_Task item_
Leaving the images behind, copy every line of the records exactly.

_Records for this exercise_
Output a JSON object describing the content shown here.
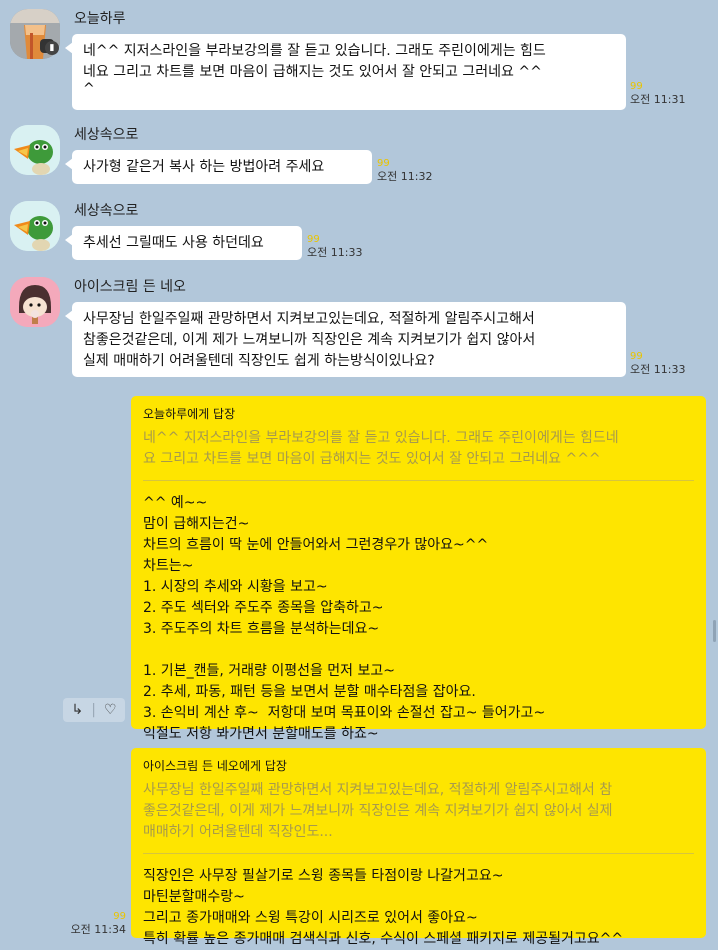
{
  "messages": [
    {
      "sender": "오늘하루",
      "text_lines": [
        "네^^ 지저스라인을 부라보강의를 잘 듣고 있습니다. 그래도 주린이에게는 힘드",
        "네요 그리고 차트를 보면 마음이 급해지는 것도 있어서 잘 안되고 그러네요 ^^",
        "^"
      ],
      "unread": "99",
      "time": "오전 11:31"
    },
    {
      "sender": "세상속으로",
      "text_lines": [
        "사가형 같은거 복사 하는 방법아려 주세요"
      ],
      "unread": "99",
      "time": "오전 11:32"
    },
    {
      "sender": "세상속으로",
      "text_lines": [
        "추세선 그릴때도 사용 하던데요"
      ],
      "unread": "99",
      "time": "오전 11:33"
    },
    {
      "sender": "아이스크림 든 네오",
      "text_lines": [
        "사무장님 한일주일째 관망하면서 지켜보고있는데요, 적절하게 알림주시고해서",
        "참좋은것같은데, 이게 제가 느껴보니까 직장인은 계속 지켜보기가 쉽지 않아서",
        "실제 매매하기 어려울텐데 직장인도 쉽게 하는방식이있나요?"
      ],
      "unread": "99",
      "time": "오전 11:33"
    }
  ],
  "my_replies": [
    {
      "reply_to": "오늘하루에게 답장",
      "quote_lines": [
        "네^^ 지저스라인을 부라보강의를 잘 듣고 있습니다. 그래도 주린이에게는 힘드네",
        "요 그리고 차트를 보면 마음이 급해지는 것도 있어서 잘 안되고 그러네요 ^^^"
      ],
      "body_lines": [
        "^^ 예~~",
        "맘이 급해지는건~",
        "차트의 흐름이 딱 눈에 안들어와서 그런경우가 많아요~^^",
        "차트는~",
        "1. 시장의 추세와 시황을 보고~",
        "2. 주도 섹터와 주도주 종목을 압축하고~",
        "3. 주도주의 차트 흐름을 분석하는데요~",
        "",
        "1. 기본_캔들, 거래량 이평선을 먼저 보고~",
        "2. 추세, 파동, 패턴 등을 보면서 분할 매수타점을 잡아요.",
        "3. 손익비 계산 후~  저항대 보며 목표이와 손절선 잡고~ 들어가고~",
        "익절도 저항 봐가면서 분할매도를 하죠~"
      ]
    },
    {
      "reply_to": "아이스크림 든 네오에게 답장",
      "quote_lines": [
        "사무장님 한일주일째 관망하면서 지켜보고있는데요, 적절하게 알림주시고해서 참",
        "좋은것같은데, 이게 제가 느껴보니까 직장인은 계속 지켜보기가 쉽지 않아서 실제",
        "매매하기 어려울텐데 직장인도..."
      ],
      "body_lines": [
        "직장인은 사무장 필살기로 스윙 종목들 타점이랑 나갈거고요~",
        "마틴분할매수랑~",
        "그리고 종가매매와 스윙 특강이 시리즈로 있어서 좋아요~",
        "특히 확률 높은 종가매매 검색식과 신호, 수식이 스페셜 패키지로 제공될거고요^^"
      ],
      "unread": "99",
      "time": "오전 11:34"
    }
  ],
  "actions": {
    "reply_icon": "reply-arrow-icon",
    "like_icon": "heart-icon",
    "reply_glyph": "↳",
    "like_glyph": "♡"
  }
}
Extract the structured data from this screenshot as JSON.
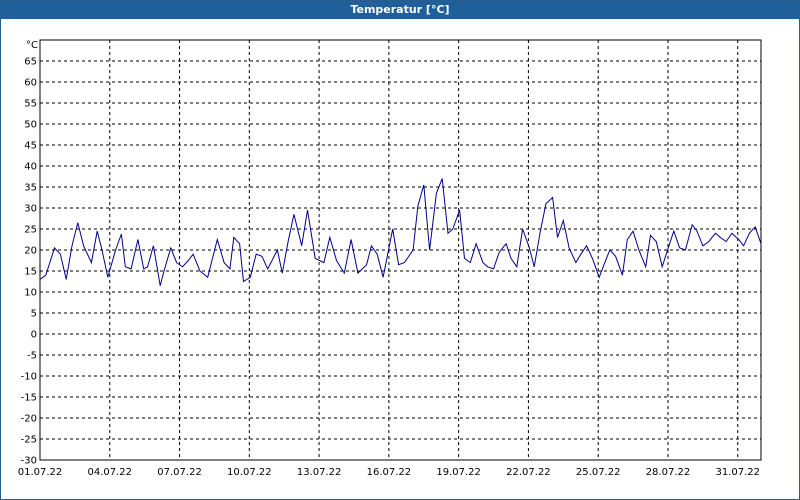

_Response box_
Output a JSON object describing the content shown here.
{
  "messages": [
    {
      "sender": "오늘하루",
      "text_lines": [
        "네^^ 지저스라인을 부라보강의를 잘 듣고 있습니다. 그래도 주린이에게는 힘드",
        "네요 그리고 차트를 보면 마음이 급해지는 것도 있어서 잘 안되고 그러네요 ^^",
        "^"
      ],
      "unread": "99",
      "time": "오전 11:31"
    },
    {
      "sender": "세상속으로",
      "text_lines": [
        "사가형 같은거 복사 하는 방법아려 주세요"
      ],
      "unread": "99",
      "time": "오전 11:32"
    },
    {
      "sender": "세상속으로",
      "text_lines": [
        "추세선 그릴때도 사용 하던데요"
      ],
      "unread": "99",
      "time": "오전 11:33"
    },
    {
      "sender": "아이스크림 든 네오",
      "text_lines": [
        "사무장님 한일주일째 관망하면서 지켜보고있는데요, 적절하게 알림주시고해서",
        "참좋은것같은데, 이게 제가 느껴보니까 직장인은 계속 지켜보기가 쉽지 않아서",
        "실제 매매하기 어려울텐데 직장인도 쉽게 하는방식이있나요?"
      ],
      "unread": "99",
      "time": "오전 11:33"
    }
  ],
  "my_replies": [
    {
      "reply_to": "오늘하루에게 답장",
      "quote_lines": [
        "네^^ 지저스라인을 부라보강의를 잘 듣고 있습니다. 그래도 주린이에게는 힘드네",
        "요 그리고 차트를 보면 마음이 급해지는 것도 있어서 잘 안되고 그러네요 ^^^"
      ],
      "body_lines": [
        "^^ 예~~",
        "맘이 급해지는건~",
        "차트의 흐름이 딱 눈에 안들어와서 그런경우가 많아요~^^",
        "차트는~",
        "1. 시장의 추세와 시황을 보고~",
        "2. 주도 섹터와 주도주 종목을 압축하고~",
        "3. 주도주의 차트 흐름을 분석하는데요~",
        "",
        "1. 기본_캔들, 거래량 이평선을 먼저 보고~",
        "2. 추세, 파동, 패턴 등을 보면서 분할 매수타점을 잡아요.",
        "3. 손익비 계산 후~  저항대 보며 목표이와 손절선 잡고~ 들어가고~",
        "익절도 저항 봐가면서 분할매도를 하죠~"
      ]
    },
    {
      "reply_to": "아이스크림 든 네오에게 답장",
      "quote_lines": [
        "사무장님 한일주일째 관망하면서 지켜보고있는데요, 적절하게 알림주시고해서 참",
        "좋은것같은데, 이게 제가 느껴보니까 직장인은 계속 지켜보기가 쉽지 않아서 실제",
        "매매하기 어려울텐데 직장인도..."
      ],
      "body_lines": [
        "직장인은 사무장 필살기로 스윙 종목들 타점이랑 나갈거고요~",
        "마틴분할매수랑~",
        "그리고 종가매매와 스윙 특강이 시리즈로 있어서 좋아요~",
        "특히 확률 높은 종가매매 검색식과 신호, 수식이 스페셜 패키지로 제공될거고요^^"
      ],
      "unread": "99",
      "time": "오전 11:34"
    }
  ],
  "actions": {
    "reply_icon": "reply-arrow-icon",
    "like_icon": "heart-icon",
    "reply_glyph": "↳",
    "like_glyph": "♡"
  }
}
Extract the structured data from this screenshot as JSON.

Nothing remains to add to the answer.